Whatever happens within the PDP has considerable implications for the larger polity
With different interpretations being given to the last week’s judgment of an Abuja High Court restraining the individuals “currently parading themselves as the national officers of the PDP on the basis of the purported amendment to the PDP constitution effected at a special convention held in Abuja on December 10 and 11, 2014”, it is clear that the crisis rocking the opposition will be difficult to resolve. But it is in the interest of our democracy that critical stakeholders who still command respect within the party move in so that the Peoples Democratic Party does not self-implode.
Interestingly, while the presiding judge of the Abuja High Court did not specifically mention Alhaji Ali Modu Sheriff, the order that those who became PDP national officers by virtue of the 2014 amendment to the party’s constitution, which he declared unlawful and should cease to parade themselves in those capacities was explicit enough. To the extent that Sheriff became chairman by virtue of the 2014 amendment, it doesn’t take any expert opinion to know that he has been thrown out. But the former Borno State governor, Sheriff, is still digging in by claiming to be the PDP national chairman, thus leaving the main opposition party in total disarray.
It is even more unfortunate that despite the fact that the PDP governors and no fewer than 24 state chairmen of the party have disowned him, Sheriff still parades himself as the party chairman, making pronouncements that can only put the PDP in a quandary, especially as regarding the forthcoming gubernatorial election in Edo State. He is also sending out subtle threats that except the crisis is resolved in his favour, the PDP might not be able to compete at the 2019 general election, lending credence to the suspicion that he could be an agent of destabilisation serving other interests.
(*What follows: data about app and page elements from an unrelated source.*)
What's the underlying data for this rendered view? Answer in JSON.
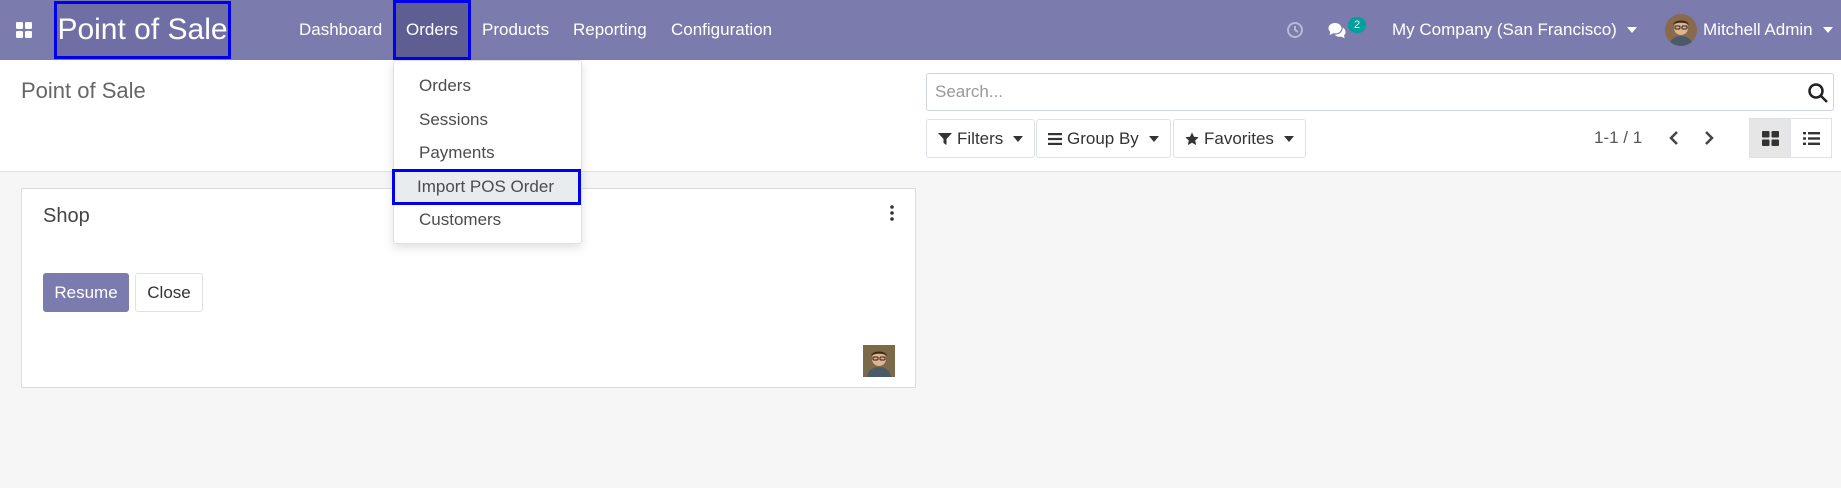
{
  "navbar": {
    "brand": "Point of Sale",
    "menu": [
      "Dashboard",
      "Orders",
      "Products",
      "Reporting",
      "Configuration"
    ],
    "chat_badge": "2",
    "company": "My Company (San Francisco)",
    "user": "Mitchell Admin"
  },
  "orders_dropdown": {
    "items": [
      "Orders",
      "Sessions",
      "Payments",
      "Import POS Order",
      "Customers"
    ],
    "highlighted": "Import POS Order"
  },
  "control_panel": {
    "title": "Point of Sale",
    "search_placeholder": "Search...",
    "filters_label": "Filters",
    "group_by_label": "Group By",
    "favorites_label": "Favorites",
    "pager": "1-1 / 1"
  },
  "card": {
    "title": "Shop",
    "resume_label": "Resume",
    "close_label": "Close"
  },
  "colors": {
    "primary": "#7c7bad",
    "highlight_outline": "#0000ee",
    "badge": "#00a09d"
  }
}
As we pointed out in a recent editorial, to the extent that the PDP was in power at the centre in Nigeria from 1999 until last year, it is a critical stakeholder in the current democratic project. Moreover, the party also in that period controlled more than 60 per cent of the National Assembly membership as well as no fewer than 23 of the 36 states of the federation.
Given such past domination of the political landscape, we are of the firm belief that whatever happens within the PDP has considerable implications for the larger polity.
Unfortunately, for more than five months now, the PDP has been enmeshed in a self-inflicted crisis arising from the virtual overthrow of its constitution by a cult of former and serving governors. That habitual impunity explains the recent emergence of Sheriff, who had barely spent a year in the party as its acting national chairman and the attendant consequences.
The problem started when a powerful caucus in the party had, in spite of strong objections from the founders and elders of the PDP, not only imposed Sheriff, but also extended and attempted to perpetuate his tenure in a clear contravention of the zoning and rotation principles enshrined in the party’s constitution. The resultant resistance of party elders led to the debacle in which three clear factions emerged.
While the party stakeholders led by the board of trustees tried to narrow the scope of the conflict by getting all members to accept the leadership of the seven-man caretaker committee led by the former Kaduna State Governor, Senator Ahmed Makarfi, a group led by Sheriff has refused to accept a resolution most reasonable people consider the best in the circumstance. And that has made it difficult for all the critical stakeholders within the party to come together so as to evolve a transparent process to elect a new PDP leadership. Sheriff and fellow travellers must be called to order.